Unquestionably, price is a critical factor. And given the fact that campaigns often work on tight budgets, price is an important issue. Price also happens to be one of the major items that differentiate MailChimp from Constant Contact. MailChimp offers both a free and paid subscription service to the user. What’s more, MailChimp’s free service is actually pretty good and has a lot of options, making it very attractive for small campaigns. Constant Contact, however, only has a paid service, which is around $20-$45 a month, depending on the features you are interested in. 

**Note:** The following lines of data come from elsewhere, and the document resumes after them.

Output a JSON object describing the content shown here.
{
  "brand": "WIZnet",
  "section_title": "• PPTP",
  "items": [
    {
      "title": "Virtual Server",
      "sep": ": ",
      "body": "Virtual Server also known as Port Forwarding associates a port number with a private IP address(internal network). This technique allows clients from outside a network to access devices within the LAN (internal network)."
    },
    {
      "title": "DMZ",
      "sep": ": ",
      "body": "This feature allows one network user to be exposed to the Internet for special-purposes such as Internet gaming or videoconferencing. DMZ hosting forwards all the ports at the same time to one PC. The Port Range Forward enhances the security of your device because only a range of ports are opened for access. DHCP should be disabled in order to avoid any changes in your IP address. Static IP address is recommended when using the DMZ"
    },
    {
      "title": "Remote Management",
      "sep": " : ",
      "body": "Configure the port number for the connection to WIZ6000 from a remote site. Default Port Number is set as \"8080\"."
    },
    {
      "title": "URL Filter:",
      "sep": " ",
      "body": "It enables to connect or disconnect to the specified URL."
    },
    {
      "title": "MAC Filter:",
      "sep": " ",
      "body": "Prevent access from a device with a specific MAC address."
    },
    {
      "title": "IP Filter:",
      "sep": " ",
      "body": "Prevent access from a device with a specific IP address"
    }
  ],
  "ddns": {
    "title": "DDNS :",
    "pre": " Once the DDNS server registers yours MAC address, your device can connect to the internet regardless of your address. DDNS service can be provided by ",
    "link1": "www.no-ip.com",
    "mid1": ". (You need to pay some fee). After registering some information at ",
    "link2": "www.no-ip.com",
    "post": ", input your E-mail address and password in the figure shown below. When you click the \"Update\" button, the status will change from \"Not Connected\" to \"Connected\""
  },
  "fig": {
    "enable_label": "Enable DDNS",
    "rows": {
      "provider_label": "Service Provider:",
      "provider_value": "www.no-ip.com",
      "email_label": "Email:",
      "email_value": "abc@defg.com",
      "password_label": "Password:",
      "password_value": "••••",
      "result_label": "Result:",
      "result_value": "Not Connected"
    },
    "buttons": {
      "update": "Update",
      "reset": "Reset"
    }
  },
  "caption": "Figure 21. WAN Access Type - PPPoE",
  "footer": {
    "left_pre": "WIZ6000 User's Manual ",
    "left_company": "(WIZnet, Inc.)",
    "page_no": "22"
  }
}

Extra features
Both MailChimp and Constant Contact offer a number of cool extra features that could be useful for campaigns. For instance, MailChimp offers a RSS feed sender that pulls directly from a blog or RSS feed and can send out emails automatically at select intervals. What’s more they are really one of the only email services (that I’ve found) that offers this service. This can be useful if your campaign plans to produce regular content. Constant Contact offers a number of features beyond simply email, including a “text to sign up” option, in which users can text their email and automatically be enrolled in the campaign’s email.

Design
Both Constant Contact and MailChimp offer the ability to customize and brand your email communication. Having used both services, my assessment is that it is easier to do customization and design within the Constant Contact system. The user interface is simply more straightforward and has the capacity to do a little more. With that said, anyone with enough time should be able to make pretty attractive looking emails in both systems.

Help and support
Help and support depend on the type of service you have. If you are using only a free version of MailChimp, then you have virtually no help and support options. If you are using a paid version of MailChimp, you do have the option to email customer support who can assist you within 24 hours. Constant Contact, however, has a number of different customer support options, including phone and email, which are regularly available to anyone with a subscription who has questions.

Signups
Your emails are only as good as your list. Both MailChimp and Constant Contact offers a signup forms that can easily be embedded within a campaign’s website. MailChimp, however, makes each new subscriber to an email list do a double opt in, meaning it will immediately email you and require you to confirm you have signed up to receive alerts. Though this does follow best practices in the email world, in the fast passed campaign world, this double opt in can tent to be a hindrance and even a little annoying. Constant Contact signup forms automatically enroll the user once they have signed up, which makes things easier for the user and the sender.

There you have it—all of the major differences between MailChimp and Constant Contact. So, given these factors, which would we suggest? Probably MailChimp. The free service is pretty good and though Constant Contact is generally a better system, its not that much better that you need to pay for it. looking for another review check out this one.  

Have questions about MailChimp vs Constant Contact and other options for your campaign? drop us a note. 

Categories
Political Communication

Tags
Campaign Email, Political Email, List Building, Supporters Emails, Constant Contact, Mailchimp, Political Email Lists, Email List, Online Content